PROMPT -
Please repeat the data in full, character for character.

Website and app data records
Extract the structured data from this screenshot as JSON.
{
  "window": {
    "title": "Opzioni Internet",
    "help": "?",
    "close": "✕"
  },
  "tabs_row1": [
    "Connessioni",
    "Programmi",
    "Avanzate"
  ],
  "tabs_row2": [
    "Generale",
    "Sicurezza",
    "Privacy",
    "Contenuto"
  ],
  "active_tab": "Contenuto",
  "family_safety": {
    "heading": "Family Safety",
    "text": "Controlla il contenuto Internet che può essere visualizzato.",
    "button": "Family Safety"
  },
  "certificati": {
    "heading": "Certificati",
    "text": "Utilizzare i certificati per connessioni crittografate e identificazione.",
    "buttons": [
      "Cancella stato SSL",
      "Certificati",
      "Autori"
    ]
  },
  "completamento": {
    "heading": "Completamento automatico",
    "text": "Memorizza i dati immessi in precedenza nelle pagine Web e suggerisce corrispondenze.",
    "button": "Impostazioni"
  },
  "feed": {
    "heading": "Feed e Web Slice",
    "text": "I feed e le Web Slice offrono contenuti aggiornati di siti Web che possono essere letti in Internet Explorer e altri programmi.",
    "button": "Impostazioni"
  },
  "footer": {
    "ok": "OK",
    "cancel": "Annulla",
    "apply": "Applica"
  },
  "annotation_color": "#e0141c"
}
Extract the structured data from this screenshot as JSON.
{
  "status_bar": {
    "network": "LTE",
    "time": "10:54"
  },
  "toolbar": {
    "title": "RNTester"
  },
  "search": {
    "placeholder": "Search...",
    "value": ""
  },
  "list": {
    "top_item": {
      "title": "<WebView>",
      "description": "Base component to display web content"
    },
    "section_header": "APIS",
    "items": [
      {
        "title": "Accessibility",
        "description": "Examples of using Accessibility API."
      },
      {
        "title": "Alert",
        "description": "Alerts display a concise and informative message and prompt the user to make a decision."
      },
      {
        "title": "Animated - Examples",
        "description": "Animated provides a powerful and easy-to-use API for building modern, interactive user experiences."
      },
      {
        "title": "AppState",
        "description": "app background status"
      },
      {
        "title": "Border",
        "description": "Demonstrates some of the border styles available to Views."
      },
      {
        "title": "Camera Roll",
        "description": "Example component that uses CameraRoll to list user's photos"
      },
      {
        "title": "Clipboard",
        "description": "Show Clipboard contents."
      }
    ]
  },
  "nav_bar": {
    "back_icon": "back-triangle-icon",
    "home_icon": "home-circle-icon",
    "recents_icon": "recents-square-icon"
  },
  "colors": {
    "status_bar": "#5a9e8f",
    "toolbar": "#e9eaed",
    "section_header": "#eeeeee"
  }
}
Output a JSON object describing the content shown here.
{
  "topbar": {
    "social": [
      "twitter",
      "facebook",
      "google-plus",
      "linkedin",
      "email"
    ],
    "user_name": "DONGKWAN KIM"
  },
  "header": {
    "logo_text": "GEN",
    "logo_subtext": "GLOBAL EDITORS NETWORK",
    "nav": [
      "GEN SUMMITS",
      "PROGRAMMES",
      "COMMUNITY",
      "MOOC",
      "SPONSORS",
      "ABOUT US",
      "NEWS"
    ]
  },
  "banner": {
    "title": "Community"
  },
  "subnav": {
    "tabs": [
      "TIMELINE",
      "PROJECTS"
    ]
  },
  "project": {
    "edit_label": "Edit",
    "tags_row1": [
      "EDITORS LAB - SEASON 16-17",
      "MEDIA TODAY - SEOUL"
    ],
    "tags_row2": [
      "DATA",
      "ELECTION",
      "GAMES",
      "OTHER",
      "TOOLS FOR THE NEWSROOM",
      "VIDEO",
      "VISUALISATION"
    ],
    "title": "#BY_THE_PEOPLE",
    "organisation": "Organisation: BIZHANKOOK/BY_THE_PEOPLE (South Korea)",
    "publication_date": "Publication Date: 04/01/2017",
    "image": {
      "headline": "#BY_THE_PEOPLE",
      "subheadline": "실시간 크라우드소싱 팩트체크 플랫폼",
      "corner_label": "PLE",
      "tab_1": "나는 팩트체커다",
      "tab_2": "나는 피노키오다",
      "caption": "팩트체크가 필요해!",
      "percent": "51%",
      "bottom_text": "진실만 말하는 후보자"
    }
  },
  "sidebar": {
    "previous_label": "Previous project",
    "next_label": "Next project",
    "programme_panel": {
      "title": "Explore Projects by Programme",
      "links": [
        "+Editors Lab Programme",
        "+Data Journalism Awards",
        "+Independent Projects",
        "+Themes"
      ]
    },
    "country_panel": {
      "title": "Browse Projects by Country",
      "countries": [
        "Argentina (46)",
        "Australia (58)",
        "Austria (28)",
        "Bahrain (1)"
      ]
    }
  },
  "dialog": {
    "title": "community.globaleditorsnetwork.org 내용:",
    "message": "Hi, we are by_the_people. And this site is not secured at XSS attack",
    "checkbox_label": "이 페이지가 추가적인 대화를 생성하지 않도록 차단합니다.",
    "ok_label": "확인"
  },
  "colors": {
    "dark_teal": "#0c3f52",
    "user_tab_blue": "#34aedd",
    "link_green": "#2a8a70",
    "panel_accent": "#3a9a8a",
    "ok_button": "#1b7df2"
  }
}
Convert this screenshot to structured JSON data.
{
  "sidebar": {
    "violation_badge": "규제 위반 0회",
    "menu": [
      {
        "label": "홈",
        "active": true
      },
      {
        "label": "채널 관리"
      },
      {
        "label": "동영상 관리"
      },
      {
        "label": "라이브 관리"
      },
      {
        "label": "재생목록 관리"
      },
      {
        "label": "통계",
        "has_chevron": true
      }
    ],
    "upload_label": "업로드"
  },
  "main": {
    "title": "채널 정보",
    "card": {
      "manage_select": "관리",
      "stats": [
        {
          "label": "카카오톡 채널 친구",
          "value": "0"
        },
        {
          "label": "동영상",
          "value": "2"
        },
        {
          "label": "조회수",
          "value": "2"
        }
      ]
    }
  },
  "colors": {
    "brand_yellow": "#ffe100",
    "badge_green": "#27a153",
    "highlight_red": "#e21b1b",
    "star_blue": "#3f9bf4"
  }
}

RESULT OF THIS TASK -
Extract the structured data from this screenshot as JSON.
{
  "window": {
    "title": "Opzioni Internet",
    "help": "?",
    "close": "✕"
  },
  "tabs_row1": [
    "Connessioni",
    "Programmi",
    "Avanzate"
  ],
  "tabs_row2": [
    "Generale",
    "Sicurezza",
    "Privacy",
    "Contenuto"
  ],
  "active_tab": "Contenuto",
  "family_safety": {
    "heading": "Family Safety",
    "text": "Controlla il contenuto Internet che può essere visualizzato.",
    "button": "Family Safety"
  },
  "certificati": {
    "heading": "Certificati",
    "text": "Utilizzare i certificati per connessioni crittografate e identificazione.",
    "buttons": [
      "Cancella stato SSL",
      "Certificati",
      "Autori"
    ]
  },
  "completamento": {
    "heading": "Completamento automatico",
    "text": "Memorizza i dati immessi in precedenza nelle pagine Web e suggerisce corrispondenze.",
    "button": "Impostazioni"
  },
  "feed": {
    "heading": "Feed e Web Slice",
    "text": "I feed e le Web Slice offrono contenuti aggiornati di siti Web che possono essere letti in Internet Explorer e altri programmi.",
    "button": "Impostazioni"
  },
  "footer": {
    "ok": "OK",
    "cancel": "Annulla",
    "apply": "Applica"
  },
  "annotation_color": "#e0141c"
}
Extract the structured data from this screenshot as JSON.
{
  "status_bar": {
    "network": "LTE",
    "time": "10:54"
  },
  "toolbar": {
    "title": "RNTester"
  },
  "search": {
    "placeholder": "Search...",
    "value": ""
  },
  "list": {
    "top_item": {
      "title": "<WebView>",
      "description": "Base component to display web content"
    },
    "section_header": "APIS",
    "items": [
      {
        "title": "Accessibility",
        "description": "Examples of using Accessibility API."
      },
      {
        "title": "Alert",
        "description": "Alerts display a concise and informative message and prompt the user to make a decision."
      },
      {
        "title": "Animated - Examples",
        "description": "Animated provides a powerful and easy-to-use API for building modern, interactive user experiences."
      },
      {
        "title": "AppState",
        "description": "app background status"
      },
      {
        "title": "Border",
        "description": "Demonstrates some of the border styles available to Views."
      },
      {
        "title": "Camera Roll",
        "description": "Example component that uses CameraRoll to list user's photos"
      },
      {
        "title": "Clipboard",
        "description": "Show Clipboard contents."
      }
    ]
  },
  "nav_bar": {
    "back_icon": "back-triangle-icon",
    "home_icon": "home-circle-icon",
    "recents_icon": "recents-square-icon"
  },
  "colors": {
    "status_bar": "#5a9e8f",
    "toolbar": "#e9eaed",
    "section_header": "#eeeeee"
  }
}
Output a JSON object describing the content shown here.
{
  "topbar": {
    "social": [
      "twitter",
      "facebook",
      "google-plus",
      "linkedin",
      "email"
    ],
    "user_name": "DONGKWAN KIM"
  },
  "header": {
    "logo_text": "GEN",
    "logo_subtext": "GLOBAL EDITORS NETWORK",
    "nav": [
      "GEN SUMMITS",
      "PROGRAMMES",
      "COMMUNITY",
      "MOOC",
      "SPONSORS",
      "ABOUT US",
      "NEWS"
    ]
  },
  "banner": {
    "title": "Community"
  },
  "subnav": {
    "tabs": [
      "TIMELINE",
      "PROJECTS"
    ]
  },
  "project": {
    "edit_label": "Edit",
    "tags_row1": [
      "EDITORS LAB - SEASON 16-17",
      "MEDIA TODAY - SEOUL"
    ],
    "tags_row2": [
      "DATA",
      "ELECTION",
      "GAMES",
      "OTHER",
      "TOOLS FOR THE NEWSROOM",
      "VIDEO",
      "VISUALISATION"
    ],
    "title": "#BY_THE_PEOPLE",
    "organisation": "Organisation: BIZHANKOOK/BY_THE_PEOPLE (South Korea)",
    "publication_date": "Publication Date: 04/01/2017",
    "image": {
      "headline": "#BY_THE_PEOPLE",
      "subheadline": "실시간 크라우드소싱 팩트체크 플랫폼",
      "corner_label": "PLE",
      "tab_1": "나는 팩트체커다",
      "tab_2": "나는 피노키오다",
      "caption": "팩트체크가 필요해!",
      "percent": "51%",
      "bottom_text": "진실만 말하는 후보자"
    }
  },
  "sidebar": {
    "previous_label": "Previous project",
    "next_label": "Next project",
    "programme_panel": {
      "title": "Explore Projects by Programme",
      "links": [
        "+Editors Lab Programme",
        "+Data Journalism Awards",
        "+Independent Projects",
        "+Themes"
      ]
    },
    "country_panel": {
      "title": "Browse Projects by Country",
      "countries": [
        "Argentina (46)",
        "Australia (58)",
        "Austria (28)",
        "Bahrain (1)"
      ]
    }
  },
  "dialog": {
    "title": "community.globaleditorsnetwork.org 내용:",
    "message": "Hi, we are by_the_people. And this site is not secured at XSS attack",
    "checkbox_label": "이 페이지가 추가적인 대화를 생성하지 않도록 차단합니다.",
    "ok_label": "확인"
  },
  "colors": {
    "dark_teal": "#0c3f52",
    "user_tab_blue": "#34aedd",
    "link_green": "#2a8a70",
    "panel_accent": "#3a9a8a",
    "ok_button": "#1b7df2"
  }
}
Convert this screenshot to structured JSON data.
{
  "sidebar": {
    "violation_badge": "규제 위반 0회",
    "menu": [
      {
        "label": "홈",
        "active": true
      },
      {
        "label": "채널 관리"
      },
      {
        "label": "동영상 관리"
      },
      {
        "label": "라이브 관리"
      },
      {
        "label": "재생목록 관리"
      },
      {
        "label": "통계",
        "has_chevron": true
      }
    ],
    "upload_label": "업로드"
  },
  "main": {
    "title": "채널 정보",
    "card": {
      "manage_select": "관리",
      "stats": [
        {
          "label": "카카오톡 채널 친구",
          "value": "0"
        },
        {
          "label": "동영상",
          "value": "2"
        },
        {
          "label": "조회수",
          "value": "2"
        }
      ]
    }
  },
  "colors": {
    "brand_yellow": "#ffe100",
    "badge_green": "#27a153",
    "highlight_red": "#e21b1b",
    "star_blue": "#3f9bf4"
  }
}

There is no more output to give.